This focus on Europe above all else means that the party could be set to do well in places like Bath, a genteel west England city packed with streets of beautiful Georgian townhouses, ancient Roman ruins, and droves of former Remain voters. But it might have a harder time in, say, Cornwall, a wild and rocky county in the far south west, traditionally a bastion of freethinking liberal politics, but also a poor area that mostly voted to leave the EU. Matthew Goodwin, a senior fellow at the London-based think tank Chatham House, has pointed out that UKIP averaged nearly 14 percent of the vote across the south west at the 2015 election. Polls suggest that many former UKIP voters will move to the Conservatives in June, which would deliver the party a big boost just where the Liberal Democrats are hoping to hit them hard.

The Liberal Democrats' campaign didn’t get off to the best start.
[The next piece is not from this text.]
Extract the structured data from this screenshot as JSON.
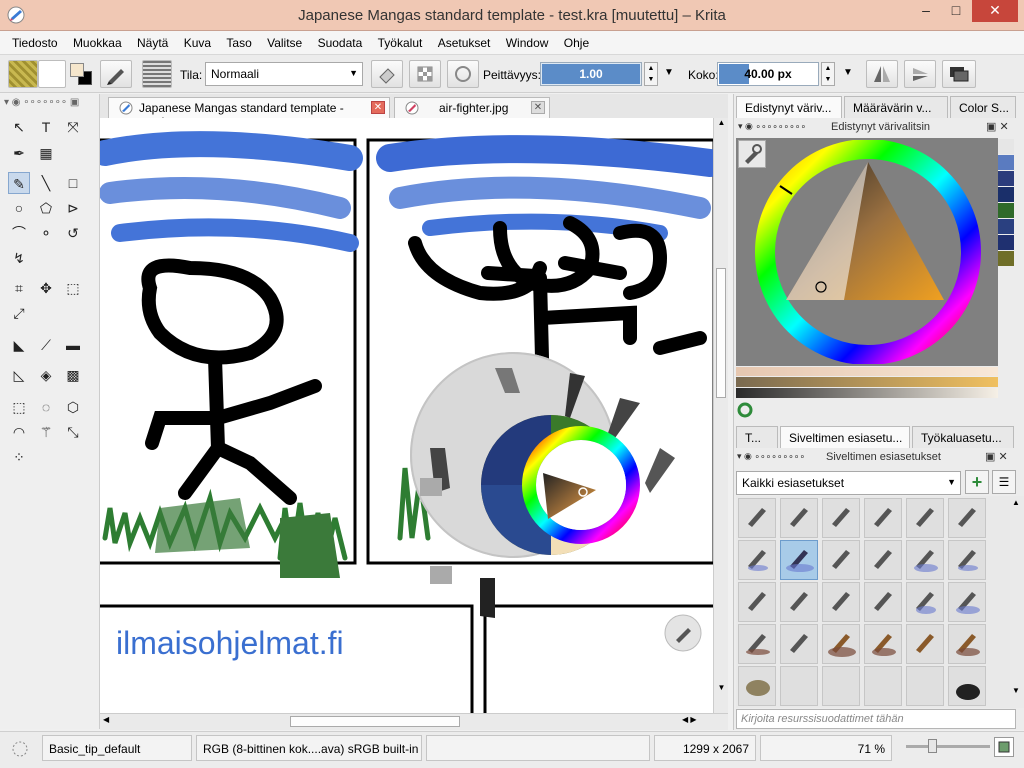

In the early days after May called a vote, Farron got bogged down in a series of awkward encounters with journalists about his evangelical Christian faith, and specifically whether he considers gay sex to be a sin (he eventually confirmed that he does not). Religion and politics can sometimes mix in agnostic Britain (May, with her huge poll lead, is a proud Christian). But when you’re gunning for lots of young, liberal votes, it’s a bad hole to dig, and it took up valuable time that Farron could have spent hammering home his message.

His religion, Farron says, does also have upsides while campaigning: “It makes you realize that this is very, very important, but it’s not all-important,” he says. The concern for him and his party is that voters will feel the same about Brexit: while 48 percent of the country voted to remain in the EU last year, 69 percent of Britons now believe that the government has a duty to get on with leaving the EU, according to YouGov. In other words, they’ve moved on, and that remaining 31 percent may not be evenly distributed around Liberal Democrat target seats.

As Farron himself admits, the timing of this election is inconvenient for the Liberal Democrats: Any instability that will come from Brexit negotiations won’t arise until after May is (most likely) safely back in Downing Street. But at the same time, there won’t be another general election until 2022, making this Britons’ last chance to kick back against Brexit. As the tension builds ahead of polling day, Farron hopes enough of them seize it to trouble Theresa May and her Tories.